After a two day meeting, the U.S. Federal Reserve announced last Wednesday that it unanimously voted to keep its benchmark federal funds rate in a range from 1.75 per cent to two per cent.
This comes despite the U.S. Fed admitting that the market has continued to strengthen, economic activity has been rising at a strong rate, job gains have been strong and the unemployment rate has stayed low. In addition, household spending has reportedly increased, along with business investment and inflation.
In a statement released after the announcement, the Federal Open Markets Committee (FOMC) says, “In view of realized and expected labor market conditions and inflation, the Committee decided to maintain the target range for the federal funds rate at 1.75 to 2 percent. The stance of monetary policy remains accommodative, thereby supporting strong labor market conditions and a sustained return to 2 percent inflation.”
In response, BMO Deputy Chief Economist Michael Gregory says the most important word in this statement is the use of the word “strong.”
In a note sent to journalists, Gregory says, “the Fed finally took the plunge and referred to overall economic activity as rising at a “strong’ rate. In the previous meeting, when the FOMC hiked policy rates, it was said to be rising at a ‘solid’ rate. Of course, the shift from ‘solid’ to ‘strong’ was made easier with a 4.1% print for annualized real GDP growth in Q2. Unless this plethora of strong-tinged adjectives and adverbs somehow weakens during the next eight weeks, we judge that this language is setting the stage for rate hike on September 26th — with due deference to all that could go wrong in the interim, ranging from the economic to the geopolitical.”
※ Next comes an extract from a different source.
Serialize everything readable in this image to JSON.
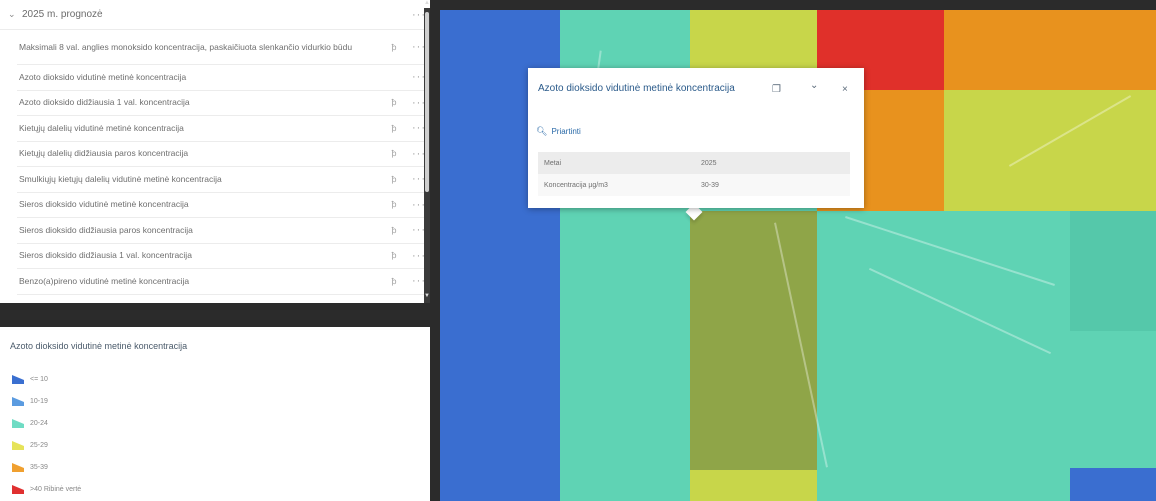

Future of the benchmark rate
Market forecasters say there is a 90 per cent chance the U.S. Fed will raise rates in September, and a 70 per cent chance it will raise rates again in December.
As the U.S. moves towards higher rates, this could put more pressure on Canada to do the same. Since last summer, the Bank of Canada has increased its overnight rate four times, as the rate currently sits at 1.5 per cent. Like the U.S. Federal Reserve, inflation remains the Bank’s biggest concern, and keeping the rate at or near two per cent is their mandate.
The Federal Reserve did not mention U.S. President Donald Trump, but President Trump did tell CNBC in a July interview that he was “not happy” about rising interest rates, which tend to put a damper on economic growth. There was no indication if Trump’s comments affected the Fed’s decision this week.
The next announcement will be on Sept. 26, 2018.